Another classic sketch is the one where Pryor is President Of The United States and he’s a press conference that starts off with the press (Robin Williams, Sandra Bernhard, Time Reid, Paul Mooney among others) asking him questions about such lofty matters as The Neutron Bomb, Space Travel and The FBI’s persecution of Huey Newton and quickly degenerating into questions about why does The President like dating white woman and who his momma sleeps with.
My personal favorite of the comedy sketches are the ones where Pryor plays Mojo, a crazed backwater spiritual healer who doesn’t really heal…when a paralyzed woman comes to him and says she can’t walk, the dreadlocked Mojo screams; “Of course you cain’t walk! You in dat damn wheelchair!” He kicks her out of the chair into the dirt and hollas: “Let Mojo handle IT!” And there’s an improv piece where Richard Pryor, Sandra Bernhard, Robin Williams, Tim Reid, Marsha Warfield and Johnny Yune all play out-of-workers trying to get their unemployment checks from Paul Mooney that has to be seen to be believed.
Think that’s all? There’s also a sketch where Richard Pryor plays the only black person on a lifeboat after The Titanic sinks that doesn’t end the way you think and another where Pryor plays a wino in London who has an unfortunately hilarious run-in with a certain doctor named Jekyll which leads to…well, you can guess the rest.
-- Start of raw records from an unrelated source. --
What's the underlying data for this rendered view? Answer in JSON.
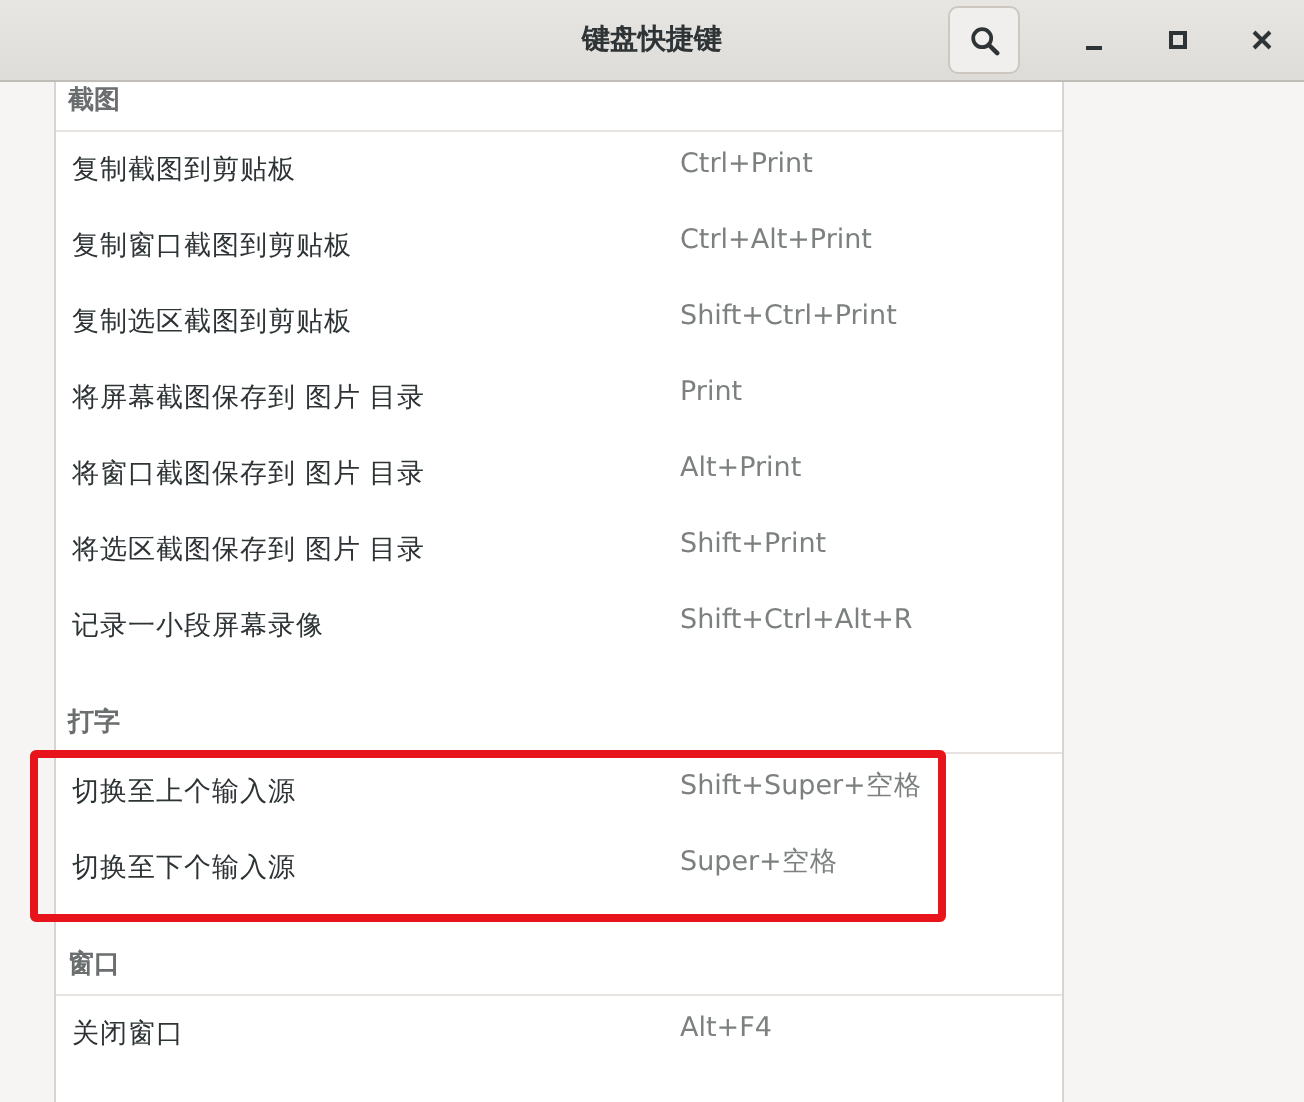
{
  "window": {
    "title": "键盘快捷键"
  },
  "sections": [
    {
      "title": "截图",
      "highlighted": false,
      "shortcuts": [
        {
          "action": "复制截图到剪贴板",
          "keys": "Ctrl+Print"
        },
        {
          "action": "复制窗口截图到剪贴板",
          "keys": "Ctrl+Alt+Print"
        },
        {
          "action": "复制选区截图到剪贴板",
          "keys": "Shift+Ctrl+Print"
        },
        {
          "action": "将屏幕截图保存到 图片 目录",
          "keys": "Print"
        },
        {
          "action": "将窗口截图保存到 图片 目录",
          "keys": "Alt+Print"
        },
        {
          "action": "将选区截图保存到 图片 目录",
          "keys": "Shift+Print"
        },
        {
          "action": "记录一小段屏幕录像",
          "keys": "Shift+Ctrl+Alt+R"
        }
      ]
    },
    {
      "title": "打字",
      "highlighted": true,
      "shortcuts": [
        {
          "action": "切换至上个输入源",
          "keys": "Shift+Super+空格"
        },
        {
          "action": "切换至下个输入源",
          "keys": "Super+空格"
        }
      ]
    },
    {
      "title": "窗口",
      "highlighted": false,
      "shortcuts": [
        {
          "action": "关闭窗口",
          "keys": "Alt+F4"
        }
      ]
    }
  ]
}
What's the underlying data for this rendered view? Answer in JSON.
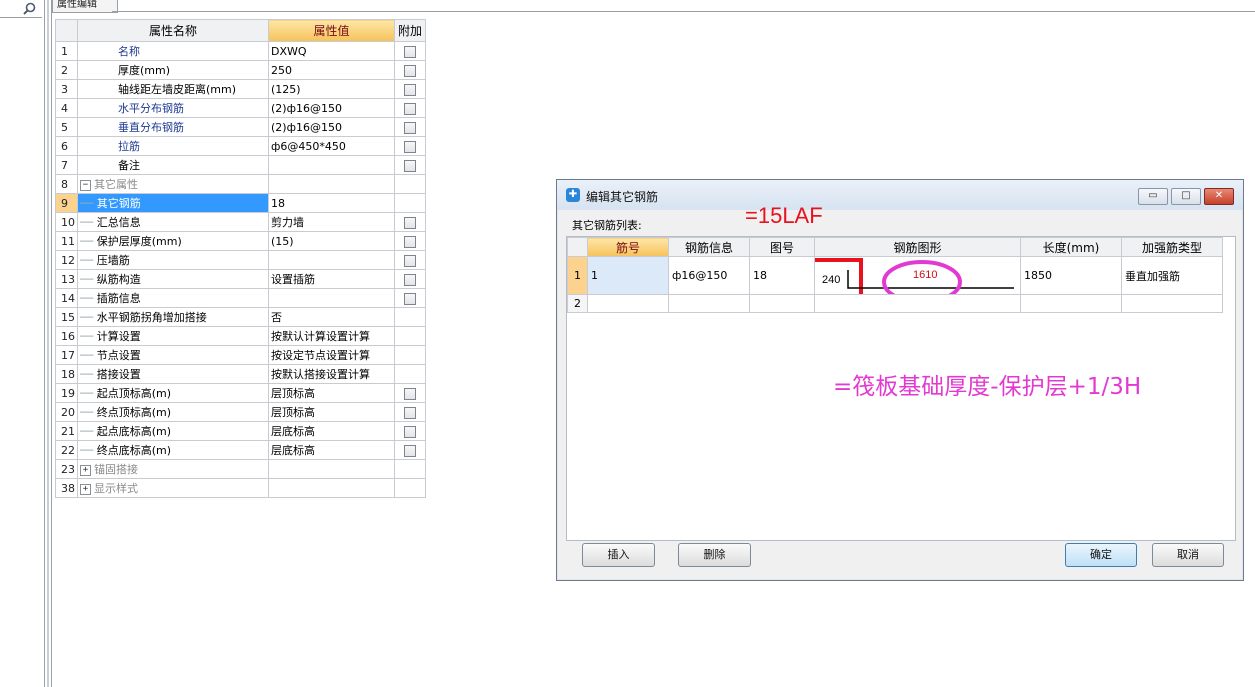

And some of the other sketches show another side of Richard Pryor such as the one where he plays a man who walks into a gun shop, eager to buy a gun…until the guns start to talk to him and tell them their histories of death. It’s effective and it shows a different side of Richard Pryor. The man was a naturally gifted actor and this sketch is a nice little showcase for his talent as he reacts to the stories of death these guns are telling him. And there’s another sketch where he plays a homeless man who puts on a pathetically earnest show for the neighborhood kids that says more about human nature than I’m comfortable with.
But I’ve saved the best for last: The DVD has Richard Pryor doing his legendary and totally uncensored version of what I call “The Miss Rudolph Story” but which is officially known as “Little Tiny Feet”. It’s the story that Pryor does as his Mudbone character and he relates how he takes a friend of his who has been cursed with these…really, really BIG feet by a jilted girlfriend to the voodoo lady Miss Rudolph to get him cured. What happens after Mudbone gets his friend to Miss Rudolph is one of the funniest stories I’ve ever heard and I’m not going to spoil it for you here. Suffice it to say that I’ve heard the story perhaps 50 times in my life and the way Richard Pryor/Mudbone tells it, I laugh every time I hear it as though it were it the first time. The DVD set also has a Celebrity Roast that his co-stars/collaborators on the show throw for Pryor and it has the version that was aired on NBC and the version they did for ‘themselves’, if you know what I mean.
So should you see THE RICHARD PRYOR SHOW? That’s entirely up to you. It all depends on how much you liked the man and his humor. Personally, I think his genius lay in that he was and still is the best storyteller I have ever heard. And the funniest.
God Bless You, Richard Pryor. And thank you.